By Margaret Johnson

I think I’m supposed to tell you that these past three weeks have been the best of my life—that London is the most amazing place on Earth and that this experience is everything I imagined it to be. Well, I won’t tell you that. What I will tell you, though, is that the past three weeks have been the manifestation of not only the concept of culture shock, but also the notion of personal adjustment and that despite the difficulty of adaption, the challenge yields great benefits.

Perhaps it was naive to fall under the assumption that I would fall in love with the city of London. Listening to those around me who had been to London previously and looking through the picturesque brochures gave me the impression that the experience would be enamoring. But at the moment, I can very safely say I am not in love with the city of London. In fact, there are times where I most certainly hate it.
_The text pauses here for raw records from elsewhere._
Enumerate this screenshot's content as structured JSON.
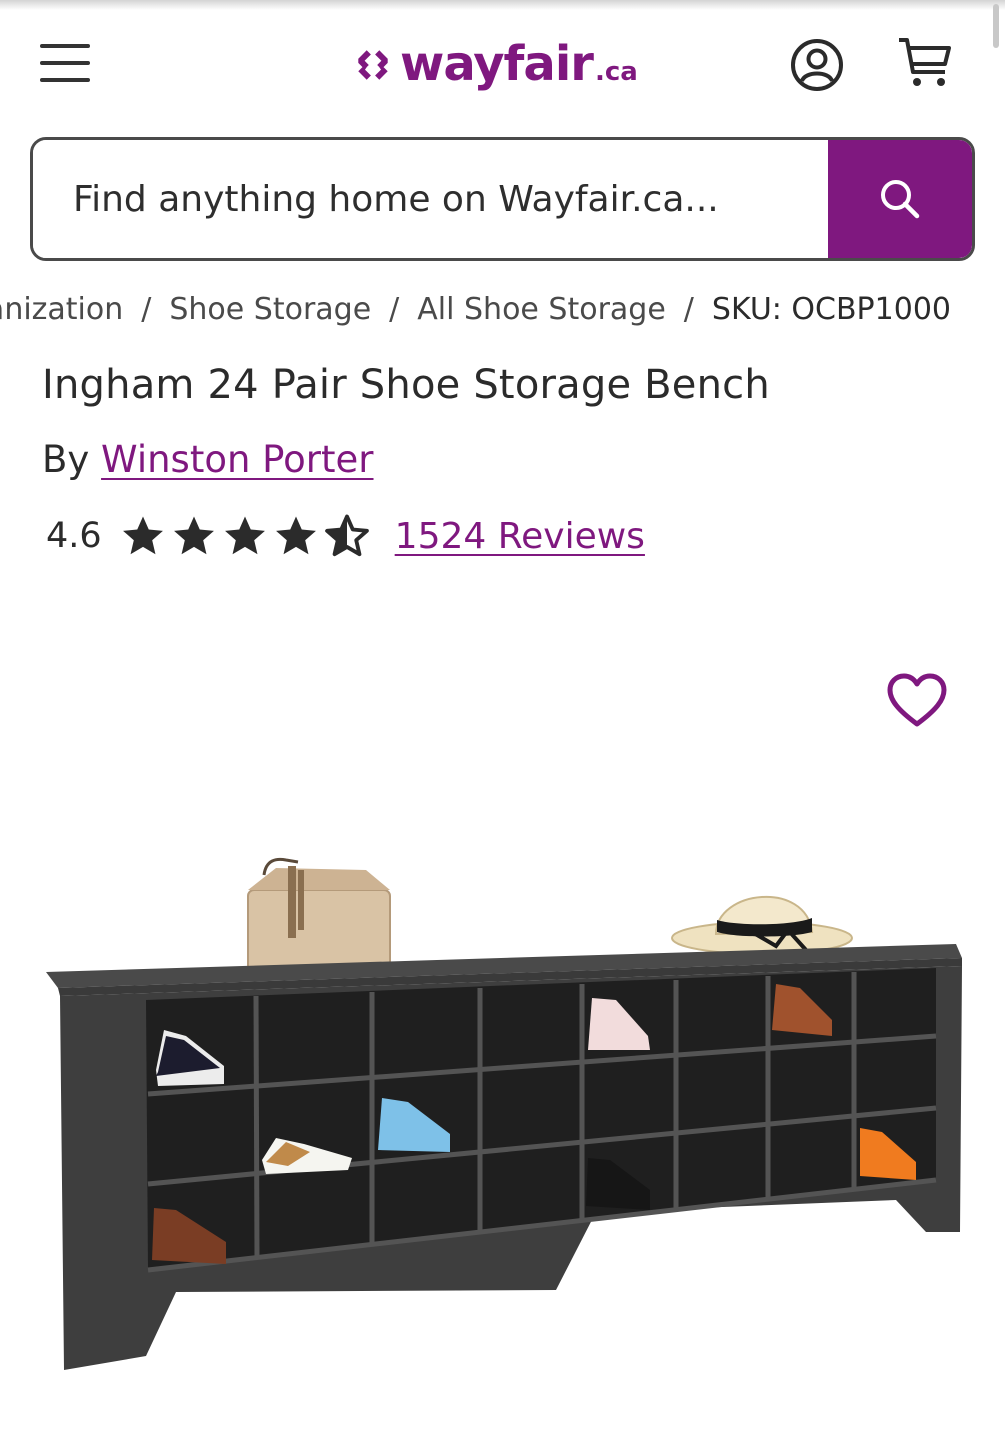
{
  "header": {
    "menu_icon": "hamburger-menu-icon",
    "logo": {
      "text": "wayfair",
      "tld": ".ca",
      "brand_color": "#7f187f"
    },
    "account_icon": "account-icon",
    "cart_icon": "cart-icon"
  },
  "search": {
    "placeholder": "Find anything home on Wayfair.ca...",
    "value": "",
    "button_icon": "search-icon",
    "button_color": "#7f187f"
  },
  "breadcrumb": {
    "items": [
      "Storage & Organization",
      "Shoe Storage",
      "All Shoe Storage"
    ],
    "current": "SKU: OCBP1000",
    "separator": "/"
  },
  "product": {
    "title": "Ingham 24 Pair Shoe Storage Bench",
    "by_label": "By",
    "brand": "Winston Porter",
    "rating": "4.6",
    "rating_fraction_of_5": 0.92,
    "reviews": "1524 Reviews",
    "favorite_icon": "heart-outline-icon"
  },
  "colors": {
    "brand_purple": "#7f187f",
    "text": "#2b2b2b"
  }
}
People are constantly bumping into me on the tube, in the museums and on the sidewalks. As there is no established correct side to walk on. I want to cross the street without having the threat of being hit by a car or pigeons flying dangerously close to my head. I want to buy food at the grocery store that won’t expire within two or three days. And I think I hate those moments because they were not supposed to make me miss home.

There’s a common misconception attributed to studying abroad, regardless of location: that studying in a foreign country is the equivalent of a long vacation. What is often misunderstood is that you still have an everyday life to live that involves schoolwork, grocery shopping frequently and cleaning your flat, as well as living with more than five people.
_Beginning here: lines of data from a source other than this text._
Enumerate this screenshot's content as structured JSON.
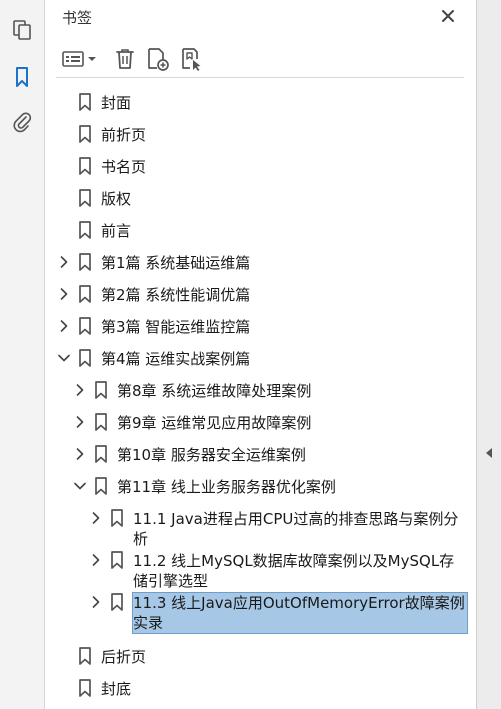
{
  "panel": {
    "title": "书签"
  },
  "rail": {
    "items": [
      {
        "icon": "pages-icon",
        "active": false
      },
      {
        "icon": "bookmark-icon",
        "active": true
      },
      {
        "icon": "attachment-icon",
        "active": false
      }
    ]
  },
  "toolbar": {
    "buttons": [
      {
        "icon": "options-menu-icon"
      },
      {
        "icon": "delete-icon"
      },
      {
        "icon": "new-bookmark-icon"
      },
      {
        "icon": "bookmark-from-selection-icon"
      }
    ]
  },
  "colors": {
    "accent": "#1a73c9",
    "selection": "#a6c8e6",
    "icon": "#555555"
  },
  "bookmarks": [
    {
      "label": "封面",
      "level": 0,
      "expandable": false
    },
    {
      "label": "前折页",
      "level": 0,
      "expandable": false
    },
    {
      "label": "书名页",
      "level": 0,
      "expandable": false
    },
    {
      "label": "版权",
      "level": 0,
      "expandable": false
    },
    {
      "label": "前言",
      "level": 0,
      "expandable": false
    },
    {
      "label": "第1篇 系统基础运维篇",
      "level": 0,
      "expandable": true,
      "expanded": false
    },
    {
      "label": "第2篇 系统性能调优篇",
      "level": 0,
      "expandable": true,
      "expanded": false
    },
    {
      "label": "第3篇 智能运维监控篇",
      "level": 0,
      "expandable": true,
      "expanded": false
    },
    {
      "label": "第4篇 运维实战案例篇",
      "level": 0,
      "expandable": true,
      "expanded": true
    },
    {
      "label": "第8章 系统运维故障处理案例",
      "level": 1,
      "expandable": true,
      "expanded": false
    },
    {
      "label": "第9章 运维常见应用故障案例",
      "level": 1,
      "expandable": true,
      "expanded": false
    },
    {
      "label": "第10章 服务器安全运维案例",
      "level": 1,
      "expandable": true,
      "expanded": false
    },
    {
      "label": "第11章 线上业务服务器优化案例",
      "level": 1,
      "expandable": true,
      "expanded": true
    },
    {
      "label": "11.1 Java进程占用CPU过高的排查思路与案例分析",
      "level": 2,
      "expandable": true,
      "expanded": false
    },
    {
      "label": "11.2 线上MySQL数据库故障案例以及MySQL存储引擎选型",
      "level": 2,
      "expandable": true,
      "expanded": false
    },
    {
      "label": "11.3 线上Java应用OutOfMemoryError故障案例实录",
      "level": 2,
      "expandable": true,
      "expanded": false,
      "selected": true
    },
    {
      "label": "后折页",
      "level": 0,
      "expandable": false
    },
    {
      "label": "封底",
      "level": 0,
      "expandable": false
    }
  ]
}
My daily routine is similar to my schedule back at Lawrence, but the means by which I carry out my routine has been uprooted and transferred to a culture that operates in unfamiliar ways.

The hardest part of being uprooted is not that your daily life and the means to fulfill it change, but instead that you don’t get to bring the best parts of your life with you. You don’t get to pack your best friend in a suitcase and bring him or her along with you. There’s no space for the school nurse when you get sick, there’s no Bon Appétit to feed you when all you have left is peanut butter and pasta noodles, and there’s no VR to hang out to see your closest friends and classmates. You don’t get to walk down the street and pass your best friends, professors or members of your extracurricular activities everyday.
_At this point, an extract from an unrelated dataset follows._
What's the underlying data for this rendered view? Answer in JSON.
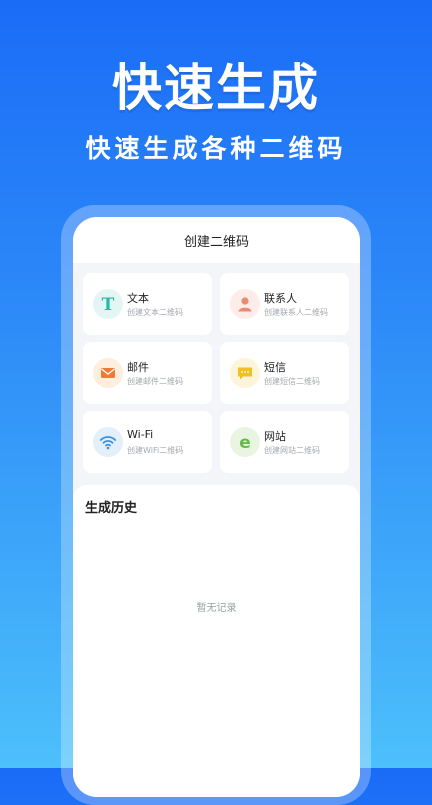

The concept of “culture shock” often carries the sense that the feelings experienced abroad are akin to tidal waves that overwhelm you and cause you to yearn for the shore of your homeland. However, that has not been my experience.

The time I’ve spent in London has been kind of like being in one of those wave pools at a water-park—the constant waves acting as obstacles you have to jump over to avoid falling down. Initially, you can’t figure out the rhythm and you end up getting knocked down quite a few times, but once you become in sync with the waves, you enjoy yourself. And that’s what London is—a place with ever-changing rhythms that need both cultural and personal adaption in order to jump over the obstacles.

While my relationship with London ebbs and flows, I have come to recognize that I did not apply to study aboard with the hopes of falling in love with another place.

I applied because I wanted to grow in my independence and maturity. I applied to challenge my comfort zone and push myself to have experiences that may be intimidating, yet worthwhile. I wanted to force myself to rely on my own resources, ideas and knowledge to resolve any conflicts that I may encounter—to entrust myself wholly and be secure in my abilities.

Although absolute certainty has been hard to come by these past weeks, I am absolutely certain that London will be the experience I wanted—an experience that will provide me the privilege and opportunity to grow intellectually, emotionally, socially and culturally as an independent individual in an increasingly interconnected world.

London is more than a privilege to experience the multifaceted culture of the city and appreciation into avenues of history, art, entertainment, politics and knowledge. London offers a series of challenges. And it is the challenges that London puts in your way that incite a boldness and utter invincibility within the self that is present among Londoners as a whole. I want that type of confidence. And in 10 weeks, I know I’ll have it.